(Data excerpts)
»»

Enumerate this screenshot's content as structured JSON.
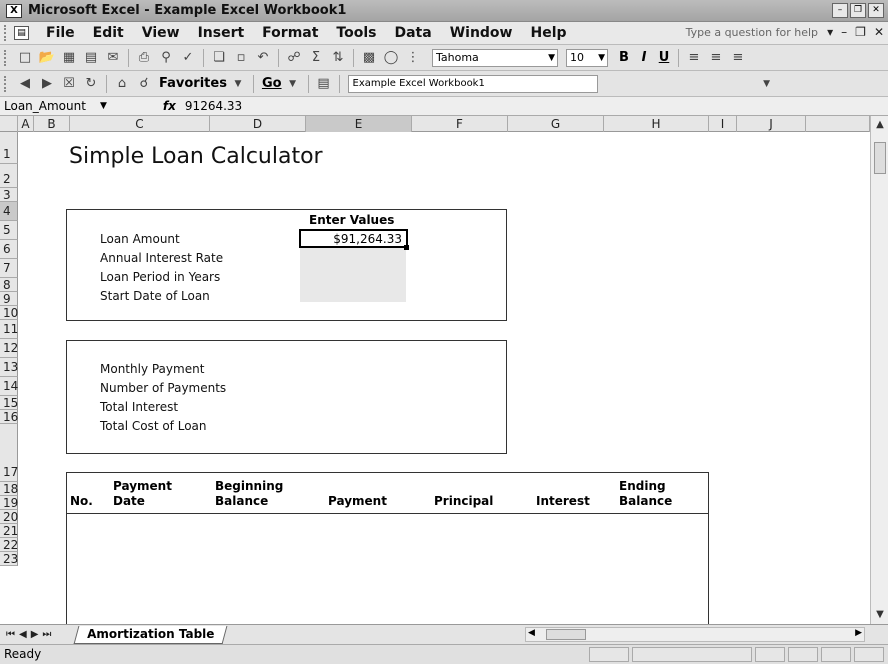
{
  "window": {
    "title": "Microsoft Excel - Example Excel Workbook1",
    "app_icon": "excel-icon"
  },
  "menu": {
    "items": [
      "File",
      "Edit",
      "View",
      "Insert",
      "Format",
      "Tools",
      "Data",
      "Window",
      "Help"
    ],
    "help_placeholder": "Type a question for help"
  },
  "toolbar": {
    "font_name": "Tahoma",
    "font_size": "10",
    "bold": "B",
    "italic": "I",
    "underline": "U"
  },
  "web_toolbar": {
    "favorites_label": "Favorites",
    "go_label": "Go",
    "address": "Example Excel Workbook1"
  },
  "formula_bar": {
    "name_box": "Loan_Amount",
    "fx_symbol": "fx",
    "formula": "91264.33"
  },
  "columns": [
    "A",
    "B",
    "C",
    "D",
    "E",
    "F",
    "G",
    "H",
    "I",
    "J"
  ],
  "selected_column": "E",
  "rows": [
    "1",
    "2",
    "3",
    "4",
    "5",
    "6",
    "7",
    "8",
    "9",
    "10",
    "11",
    "12",
    "13",
    "14",
    "15",
    "16",
    "17",
    "18",
    "19",
    "20",
    "21",
    "22",
    "23"
  ],
  "selected_row": "4",
  "sheet": {
    "title": "Simple Loan Calculator",
    "inputs_header": "Enter Values",
    "input_labels": [
      "Loan Amount",
      "Annual Interest Rate",
      "Loan Period in Years",
      "Start Date of Loan"
    ],
    "loan_amount_value": "$91,264.33",
    "output_labels": [
      "Monthly Payment",
      "Number of Payments",
      "Total Interest",
      "Total Cost of Loan"
    ],
    "table_headers": {
      "no": "No.",
      "payment_date_1": "Payment",
      "payment_date_2": "Date",
      "beginning_balance_1": "Beginning",
      "beginning_balance_2": "Balance",
      "payment": "Payment",
      "principal": "Principal",
      "interest": "Interest",
      "ending_balance_1": "Ending",
      "ending_balance_2": "Balance"
    }
  },
  "tabs": {
    "active": "Amortization Table"
  },
  "status": {
    "text": "Ready"
  }
}
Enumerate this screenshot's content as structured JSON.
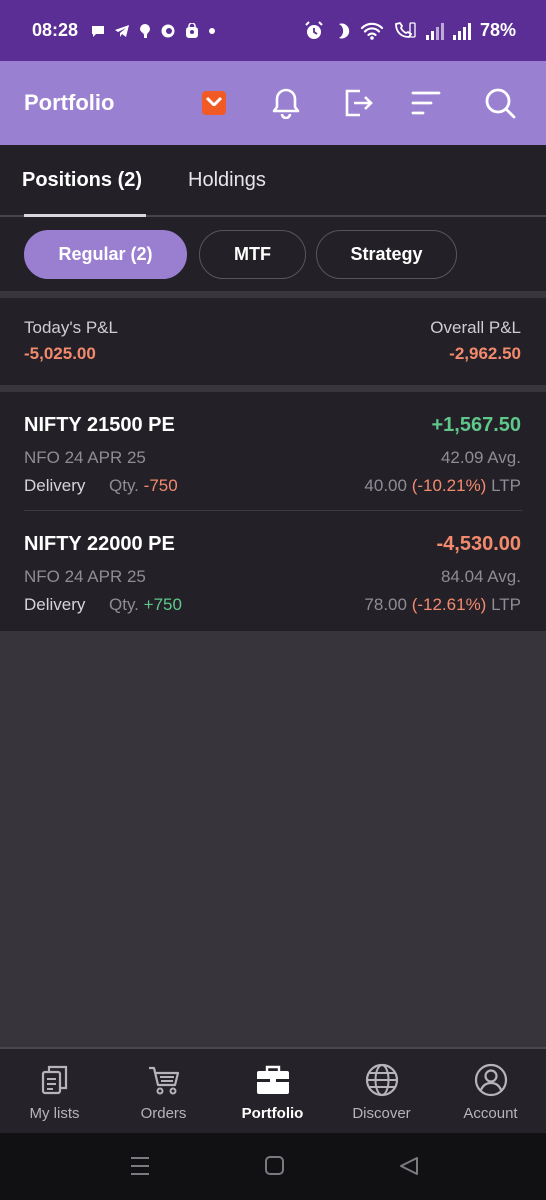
{
  "status_bar": {
    "time": "08:28",
    "battery": "78%",
    "notification_icons": [
      "chat-icon",
      "telegram-icon",
      "app-icon",
      "c-icon",
      "bag-icon",
      "dot-icon"
    ],
    "status_icons": [
      "alarm-icon",
      "moon-icon",
      "wifi-icon",
      "volte-icon",
      "signal-icon",
      "signal-icon"
    ]
  },
  "app_bar": {
    "title": "Portfolio",
    "actions": [
      "brand-app-icon",
      "bell-icon",
      "logout-icon",
      "sort-icon",
      "search-icon"
    ],
    "brand_color": "#f15a24"
  },
  "tabs": [
    {
      "label": "Positions (2)",
      "active": true
    },
    {
      "label": "Holdings",
      "active": false
    }
  ],
  "filters": [
    {
      "label": "Regular (2)",
      "active": true
    },
    {
      "label": "MTF",
      "active": false
    },
    {
      "label": "Strategy",
      "active": false
    }
  ],
  "pnl": {
    "today_label": "Today's P&L",
    "today_value": "-5,025.00",
    "overall_label": "Overall P&L",
    "overall_value": "-2,962.50"
  },
  "positions": [
    {
      "name": "NIFTY 21500 PE",
      "pnl": "+1,567.50",
      "pnl_color": "green",
      "exchange": "NFO 24 APR 25",
      "avg": "42.09 Avg.",
      "product": "Delivery",
      "qty_label": "Qty.",
      "qty_value": "-750",
      "ltp_price": "40.00",
      "ltp_change": "(-10.21%)",
      "ltp_label": "LTP"
    },
    {
      "name": "NIFTY 22000 PE",
      "pnl": "-4,530.00",
      "pnl_color": "red",
      "exchange": "NFO 24 APR 25",
      "avg": "84.04 Avg.",
      "product": "Delivery",
      "qty_label": "Qty.",
      "qty_value": "+750",
      "ltp_price": "78.00",
      "ltp_change": "(-12.61%)",
      "ltp_label": "LTP"
    }
  ],
  "bottom_nav": [
    {
      "label": "My lists",
      "icon": "lists-icon",
      "active": false
    },
    {
      "label": "Orders",
      "icon": "cart-icon",
      "active": false
    },
    {
      "label": "Portfolio",
      "icon": "briefcase-icon",
      "active": true
    },
    {
      "label": "Discover",
      "icon": "globe-icon",
      "active": false
    },
    {
      "label": "Account",
      "icon": "account-icon",
      "active": false
    }
  ],
  "colors": {
    "status_bar": "#5b2e96",
    "app_bar": "#9a80d0",
    "accent": "#9a7fd1",
    "positive": "#5fc78a",
    "negative": "#f38a6e"
  }
}
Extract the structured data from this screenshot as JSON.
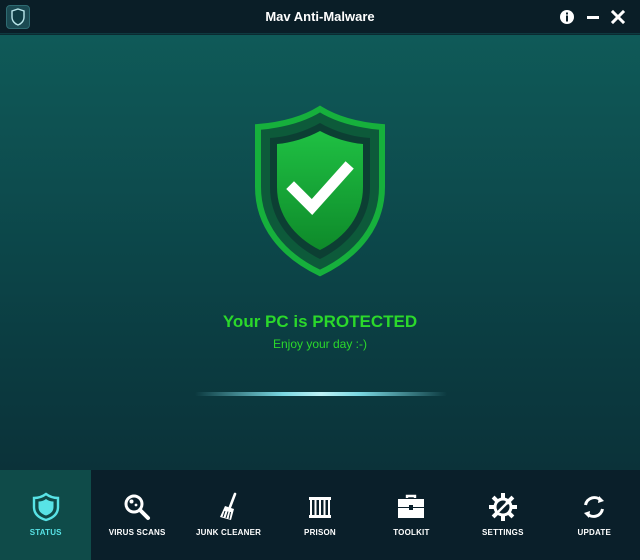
{
  "window": {
    "title": "Mav Anti-Malware"
  },
  "status": {
    "headline": "Your PC is PROTECTED",
    "subtext": "Enjoy your day :-)"
  },
  "nav": {
    "items": [
      {
        "label": "STATUS",
        "icon": "shield-icon",
        "active": true
      },
      {
        "label": "VIRUS SCANS",
        "icon": "magnifier-icon",
        "active": false
      },
      {
        "label": "JUNK CLEANER",
        "icon": "broom-icon",
        "active": false
      },
      {
        "label": "PRISON",
        "icon": "prison-bars-icon",
        "active": false
      },
      {
        "label": "TOOLKIT",
        "icon": "toolbox-icon",
        "active": false
      },
      {
        "label": "SETTINGS",
        "icon": "gear-icon",
        "active": false
      },
      {
        "label": "UPDATE",
        "icon": "refresh-icon",
        "active": false
      }
    ]
  },
  "colors": {
    "accent": "#58e3e6",
    "protected_green": "#2bd82b",
    "shield_green": "#14a02c"
  }
}
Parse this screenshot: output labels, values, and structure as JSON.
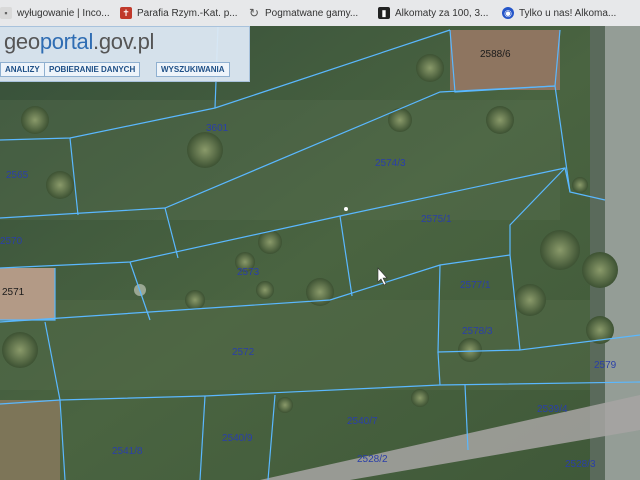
{
  "browser": {
    "tabs": [
      {
        "label": "wyługowanie | Inco...",
        "icon": "document-icon"
      },
      {
        "label": "Parafia Rzym.-Kat. p...",
        "icon": "church-icon"
      },
      {
        "label": "Pogmatwane gamy...",
        "icon": "reload-icon"
      },
      {
        "label": "Alkomaty za 100, 3...",
        "icon": "bookmark-icon"
      },
      {
        "label": "Tylko u nas! Alkoma...",
        "icon": "globe-icon"
      }
    ]
  },
  "site": {
    "logo_prefix": "geo",
    "logo_brand": "portal",
    "logo_suffix": ".gov.pl"
  },
  "toolbar": {
    "analyses_label": "ANALIZY",
    "download_label": "POBIERANIE DANYCH",
    "search_label": "WYSZUKIWANIA"
  },
  "parcels": {
    "p2588_6": "2588/6",
    "p3601": "3601",
    "p2574_3": "2574/3",
    "p2575_1": "2575/1",
    "p2565": "2565",
    "p2570": "2570",
    "p2573": "2573",
    "p2577_1": "2577/1",
    "p2571": "2571",
    "p2578_3": "2578/3",
    "p2572": "2572",
    "p2579": "2579",
    "p2540_7": "2540/7",
    "p2539_4": "2539/4",
    "p2541_8": "2541/8",
    "p2540_9": "2540/9",
    "p2528_2": "2528/2",
    "p2528_3": "2528/3"
  },
  "colors": {
    "boundary": "#5ab8ff",
    "label": "#2a3fa8"
  }
}
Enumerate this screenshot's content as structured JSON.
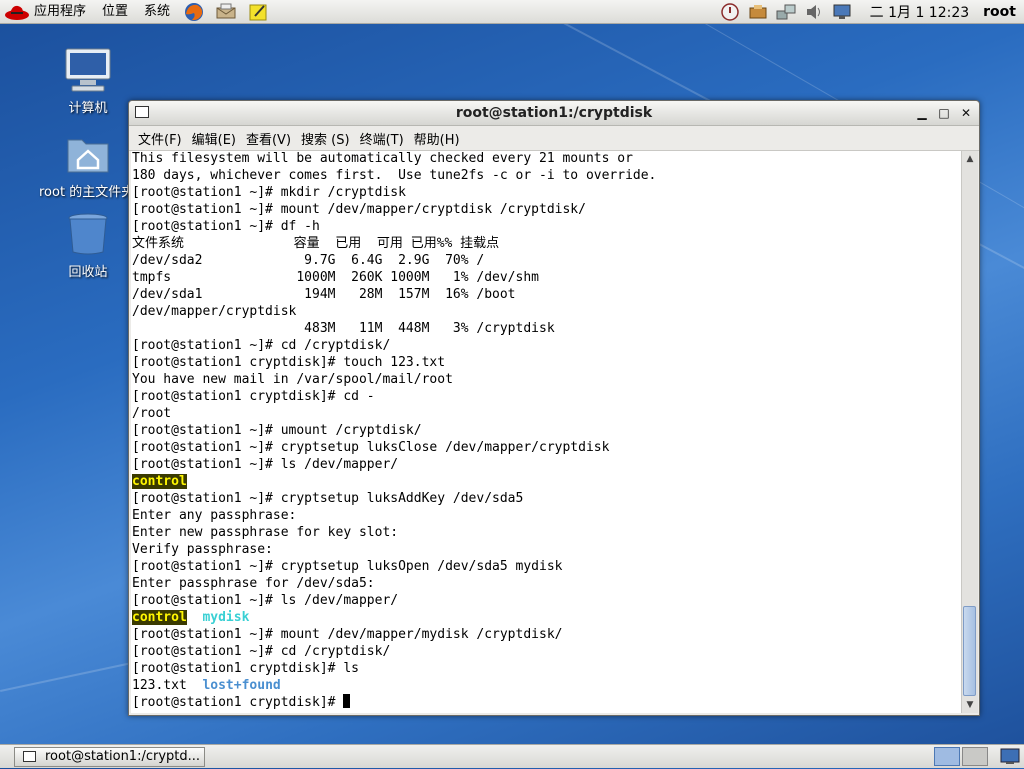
{
  "top_panel": {
    "applications": "应用程序",
    "places": "位置",
    "system": "系统",
    "clock": "二 1月  1 12:23",
    "user": "root"
  },
  "desktop": {
    "computer_label": "计算机",
    "home_label": "root 的主文件夹",
    "trash_label": "回收站"
  },
  "window": {
    "title": "root@station1:/cryptdisk",
    "menus": [
      "文件(F)",
      "编辑(E)",
      "查看(V)",
      "搜索 (S)",
      "终端(T)",
      "帮助(H)"
    ]
  },
  "terminal": {
    "lines": [
      "This filesystem will be automatically checked every 21 mounts or",
      "180 days, whichever comes first.  Use tune2fs -c or -i to override.",
      "[root@station1 ~]# mkdir /cryptdisk",
      "[root@station1 ~]# mount /dev/mapper/cryptdisk /cryptdisk/",
      "[root@station1 ~]# df -h",
      "文件系统              容量  已用  可用 已用%% 挂载点",
      "/dev/sda2             9.7G  6.4G  2.9G  70% /",
      "tmpfs                1000M  260K 1000M   1% /dev/shm",
      "/dev/sda1             194M   28M  157M  16% /boot",
      "/dev/mapper/cryptdisk",
      "                      483M   11M  448M   3% /cryptdisk",
      "[root@station1 ~]# cd /cryptdisk/",
      "[root@station1 cryptdisk]# touch 123.txt",
      "You have new mail in /var/spool/mail/root",
      "[root@station1 cryptdisk]# cd -",
      "/root",
      "[root@station1 ~]# umount /cryptdisk/",
      "[root@station1 ~]# cryptsetup luksClose /dev/mapper/cryptdisk",
      "[root@station1 ~]# ls /dev/mapper/"
    ],
    "ls1_control": "control",
    "lines2": [
      "[root@station1 ~]# cryptsetup luksAddKey /dev/sda5",
      "Enter any passphrase:",
      "Enter new passphrase for key slot:",
      "Verify passphrase:",
      "[root@station1 ~]# cryptsetup luksOpen /dev/sda5 mydisk",
      "Enter passphrase for /dev/sda5:",
      "[root@station1 ~]# ls /dev/mapper/"
    ],
    "ls2_control": "control",
    "ls2_mydisk": "mydisk",
    "lines3": [
      "[root@station1 ~]# mount /dev/mapper/mydisk /cryptdisk/",
      "[root@station1 ~]# cd /cryptdisk/",
      "[root@station1 cryptdisk]# ls"
    ],
    "ls3_file": "123.txt",
    "ls3_dir": "lost+found",
    "prompt": "[root@station1 cryptdisk]# "
  },
  "taskbar": {
    "task_label": "root@station1:/cryptd..."
  },
  "colors": {
    "highlight_yellow": "#fff700",
    "highlight_cyan": "#3ad0d4",
    "highlight_blue": "#4a8fd0"
  }
}
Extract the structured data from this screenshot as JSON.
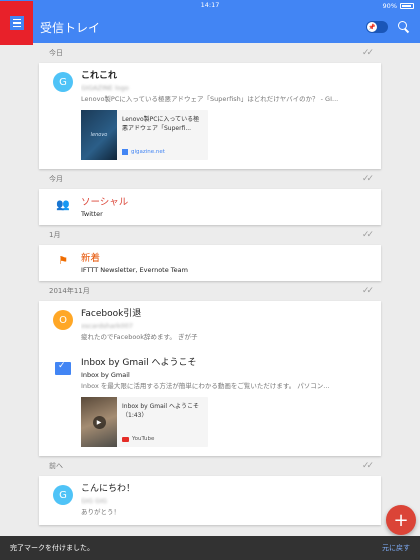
{
  "status_bar": {
    "time": "14:17",
    "battery": "90%"
  },
  "header": {
    "title": "受信トレイ",
    "color": "#4285f4",
    "highlight_color": "#e8212a"
  },
  "sections": [
    {
      "label": "今日"
    },
    {
      "label": "今月"
    },
    {
      "label": "1月"
    },
    {
      "label": "2014年11月"
    },
    {
      "label": "前へ"
    }
  ],
  "items": {
    "today": {
      "avatar_letter": "G",
      "avatar_color": "#4fc3f7",
      "sender": "これこれ",
      "recipient": "GIGAZINE logo",
      "snippet": "Lenovo製PCに入っている極悪アドウェア「Superfish」はどれだけヤバイのか？ - GI...",
      "attachment": {
        "thumb_text": "lenovo",
        "title": "Lenovo製PCに入っている極悪アドウェア「Superfi...",
        "source": "gigazine.net"
      }
    },
    "social": {
      "name": "ソーシャル",
      "sub": "Twitter",
      "icon": "people-icon"
    },
    "updates": {
      "name": "新着",
      "sub": "IFTTT Newsletter, Evernote Team",
      "icon": "flag-icon"
    },
    "facebook": {
      "avatar_letter": "O",
      "avatar_color": "#ffa726",
      "sender": "Facebook引退",
      "recipient": "oscardshark007",
      "snippet": "疲れたのでFacebook辞めます。 ぎが子"
    },
    "inbox": {
      "sender": "Inbox by Gmail へようこそ",
      "sub": "Inbox by Gmail",
      "snippet": "Inbox を最大限に活用する方法が簡単にわかる動画をご覧いただけます。 パソコン...",
      "attachment": {
        "title": "Inbox by Gmail へようこそ",
        "duration": "（1:43）",
        "source": "YouTube"
      }
    },
    "hello": {
      "avatar_letter": "G",
      "avatar_color": "#4fc3f7",
      "sender": "こんにちわ！",
      "recipient": "GIG GIG",
      "snippet": "ありがとう！"
    }
  },
  "snackbar": {
    "message": "完了マークを付けました。",
    "action": "元に戻す"
  },
  "fab": {
    "label": "+"
  }
}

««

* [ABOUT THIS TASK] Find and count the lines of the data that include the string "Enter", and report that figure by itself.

* [PROBLEM SOLUTION] 4